After Walter Gauer was discharged from the USMC in 1946, he used his mustering out pay to purchase a surplus military truck. He and his partners, mentioned above, rented out space in Irvington, NJ and started the business. Under his leadership Gauer Metal Products eventually grew larger and in 1950 he purchased a building in Kenilworth, NJ where he and his wife Catherine also built their home. By this time, his brother had already passed away and Walter had stayed partners with his sister-in-law Helen Gauer. The company still began to outgrow this facility so Mr. Gauer purchased a lot down the road to build a larger building. His sister-in-law, Helen, was not in favor of making the expansion and Mr. Gauer’s vision for the company, so Walter gave her full ownership of the old building where she was happy to receive income for the rent. Mr. Gauer always looked after family first. This first new building was about 40,000 square feet, while the second 30,000 square foot facility was built a number of years later.

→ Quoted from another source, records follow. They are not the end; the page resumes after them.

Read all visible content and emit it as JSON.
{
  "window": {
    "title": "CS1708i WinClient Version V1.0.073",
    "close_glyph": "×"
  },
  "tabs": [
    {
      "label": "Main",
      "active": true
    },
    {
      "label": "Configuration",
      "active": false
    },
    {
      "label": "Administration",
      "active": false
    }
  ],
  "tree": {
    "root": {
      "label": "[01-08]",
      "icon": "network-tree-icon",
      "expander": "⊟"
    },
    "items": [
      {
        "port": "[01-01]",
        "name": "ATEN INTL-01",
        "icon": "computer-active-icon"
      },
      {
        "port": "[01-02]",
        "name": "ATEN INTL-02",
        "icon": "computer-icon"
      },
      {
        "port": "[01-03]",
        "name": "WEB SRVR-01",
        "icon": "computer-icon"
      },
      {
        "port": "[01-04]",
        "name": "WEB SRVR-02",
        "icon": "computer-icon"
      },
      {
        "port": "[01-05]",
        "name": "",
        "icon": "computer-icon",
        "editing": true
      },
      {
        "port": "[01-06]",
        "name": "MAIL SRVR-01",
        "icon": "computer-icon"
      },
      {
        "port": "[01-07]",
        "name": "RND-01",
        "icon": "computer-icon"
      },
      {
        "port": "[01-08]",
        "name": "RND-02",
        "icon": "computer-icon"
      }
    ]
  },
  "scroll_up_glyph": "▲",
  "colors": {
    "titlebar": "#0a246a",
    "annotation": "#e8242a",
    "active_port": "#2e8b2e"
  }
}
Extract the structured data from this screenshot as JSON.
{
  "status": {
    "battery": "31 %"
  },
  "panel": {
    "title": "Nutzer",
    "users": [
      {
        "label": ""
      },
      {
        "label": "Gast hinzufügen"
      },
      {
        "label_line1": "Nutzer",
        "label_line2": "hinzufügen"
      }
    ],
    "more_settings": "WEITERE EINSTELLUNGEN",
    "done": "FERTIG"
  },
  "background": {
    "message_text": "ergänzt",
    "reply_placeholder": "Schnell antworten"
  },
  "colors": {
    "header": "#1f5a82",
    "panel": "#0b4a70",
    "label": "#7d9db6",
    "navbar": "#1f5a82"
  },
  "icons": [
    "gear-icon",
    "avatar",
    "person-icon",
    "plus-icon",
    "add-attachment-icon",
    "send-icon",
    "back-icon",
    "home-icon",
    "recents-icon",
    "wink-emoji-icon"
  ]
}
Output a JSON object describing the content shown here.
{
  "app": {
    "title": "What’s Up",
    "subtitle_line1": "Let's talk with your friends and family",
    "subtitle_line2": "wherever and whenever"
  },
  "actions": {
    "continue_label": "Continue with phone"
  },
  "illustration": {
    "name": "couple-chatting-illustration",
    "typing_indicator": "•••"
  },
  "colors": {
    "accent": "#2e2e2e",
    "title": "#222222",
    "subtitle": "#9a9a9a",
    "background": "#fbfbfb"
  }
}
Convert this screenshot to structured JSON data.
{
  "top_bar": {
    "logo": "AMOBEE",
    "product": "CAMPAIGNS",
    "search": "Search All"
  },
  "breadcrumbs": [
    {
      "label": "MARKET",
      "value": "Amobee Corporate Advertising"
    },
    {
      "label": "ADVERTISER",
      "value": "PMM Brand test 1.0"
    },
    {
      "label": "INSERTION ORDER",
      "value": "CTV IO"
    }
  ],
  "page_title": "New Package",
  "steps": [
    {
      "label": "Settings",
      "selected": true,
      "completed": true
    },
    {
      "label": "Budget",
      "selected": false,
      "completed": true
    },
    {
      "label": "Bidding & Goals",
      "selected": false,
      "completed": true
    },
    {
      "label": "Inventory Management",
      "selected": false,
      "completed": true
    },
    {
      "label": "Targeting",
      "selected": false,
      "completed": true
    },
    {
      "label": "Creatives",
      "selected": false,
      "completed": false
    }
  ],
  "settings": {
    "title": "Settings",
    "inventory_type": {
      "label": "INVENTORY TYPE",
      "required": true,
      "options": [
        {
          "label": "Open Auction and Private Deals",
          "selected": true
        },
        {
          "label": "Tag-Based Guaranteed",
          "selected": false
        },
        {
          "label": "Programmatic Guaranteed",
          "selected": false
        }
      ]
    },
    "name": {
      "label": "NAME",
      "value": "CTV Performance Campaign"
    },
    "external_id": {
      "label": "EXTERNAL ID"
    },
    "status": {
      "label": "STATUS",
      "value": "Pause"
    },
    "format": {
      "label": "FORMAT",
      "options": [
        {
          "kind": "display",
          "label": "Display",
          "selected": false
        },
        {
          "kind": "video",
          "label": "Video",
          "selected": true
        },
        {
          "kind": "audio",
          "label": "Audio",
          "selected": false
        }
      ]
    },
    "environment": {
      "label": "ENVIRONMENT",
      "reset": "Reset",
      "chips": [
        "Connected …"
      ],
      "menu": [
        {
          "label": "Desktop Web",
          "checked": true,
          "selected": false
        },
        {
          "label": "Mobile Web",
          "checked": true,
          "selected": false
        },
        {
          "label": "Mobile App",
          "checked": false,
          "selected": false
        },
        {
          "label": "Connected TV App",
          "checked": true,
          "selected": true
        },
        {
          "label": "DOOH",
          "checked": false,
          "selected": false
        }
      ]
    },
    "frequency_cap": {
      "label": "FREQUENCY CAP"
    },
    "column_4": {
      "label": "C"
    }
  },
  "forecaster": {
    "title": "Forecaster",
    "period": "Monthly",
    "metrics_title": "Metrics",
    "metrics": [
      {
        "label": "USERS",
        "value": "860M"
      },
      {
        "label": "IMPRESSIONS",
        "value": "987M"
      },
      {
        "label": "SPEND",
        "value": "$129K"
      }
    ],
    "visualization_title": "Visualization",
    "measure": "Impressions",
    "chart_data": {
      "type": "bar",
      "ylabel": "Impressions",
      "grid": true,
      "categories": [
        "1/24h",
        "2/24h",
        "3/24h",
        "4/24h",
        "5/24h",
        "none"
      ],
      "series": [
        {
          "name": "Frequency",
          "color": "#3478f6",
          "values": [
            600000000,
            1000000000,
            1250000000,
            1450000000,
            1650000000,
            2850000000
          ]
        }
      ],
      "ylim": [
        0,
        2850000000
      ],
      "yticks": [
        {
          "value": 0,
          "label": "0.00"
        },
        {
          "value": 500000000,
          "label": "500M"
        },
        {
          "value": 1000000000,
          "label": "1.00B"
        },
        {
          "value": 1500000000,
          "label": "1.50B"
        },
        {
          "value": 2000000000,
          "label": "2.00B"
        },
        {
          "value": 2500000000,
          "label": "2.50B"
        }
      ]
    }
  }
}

By this time Walter Gauer had become rather famous, in the metal industry, for creating Gauer Bar Edging Machines which created an entire new business for Gauer Bar, or edged flat bar, which appropriately bears his name.
Gauer Metal Products continues to manufacture Edging Machines and Gauer Flo-Rak products that are sold worldwide. Mr. Gauer remained extremely active at this business until his death.
Walter was active in both the church and the community. He was a devoted member of St. Theresa’s Church where he served as a trustee and a 3rd degree member of the Knights of Columbus 4186 in Kenilworth and 4th degree member of John F. Kennedy Council in Union. He was a director of several banks and Chairman of the Board of Blairstown Bank (now PNC Bank). He was a trustee of the Coarion Railroad in Pennsylvania and at Georgian Court College in Lakewood, NJ as well as a former member of the Rotary Club and Kenilworth Manufactures Association. Even with so many so many interests, his family was always first and most important to him.
Walter is survived by his beloved wife of 63 years, Catherine; his children, Sharon, Walter, and Maureen; his son-in-law Dennis and daughter-in law Carol; his 16 cherished grandchildren and 11 great-grandchildren. He is predeceased by his daughter Arleen.
Visitation will be Wednesday, January 2nd 2013 4:00PM to 8:00PM at Mastapeter Funeral Home, 400 Faitoute Ave. Roselle Park, NJ. A Funeral Mass will be offered 10:00AM on Thursday, January 3rd 2013 at St. Theresa’s Church in Kenilworth. The cemetery is private.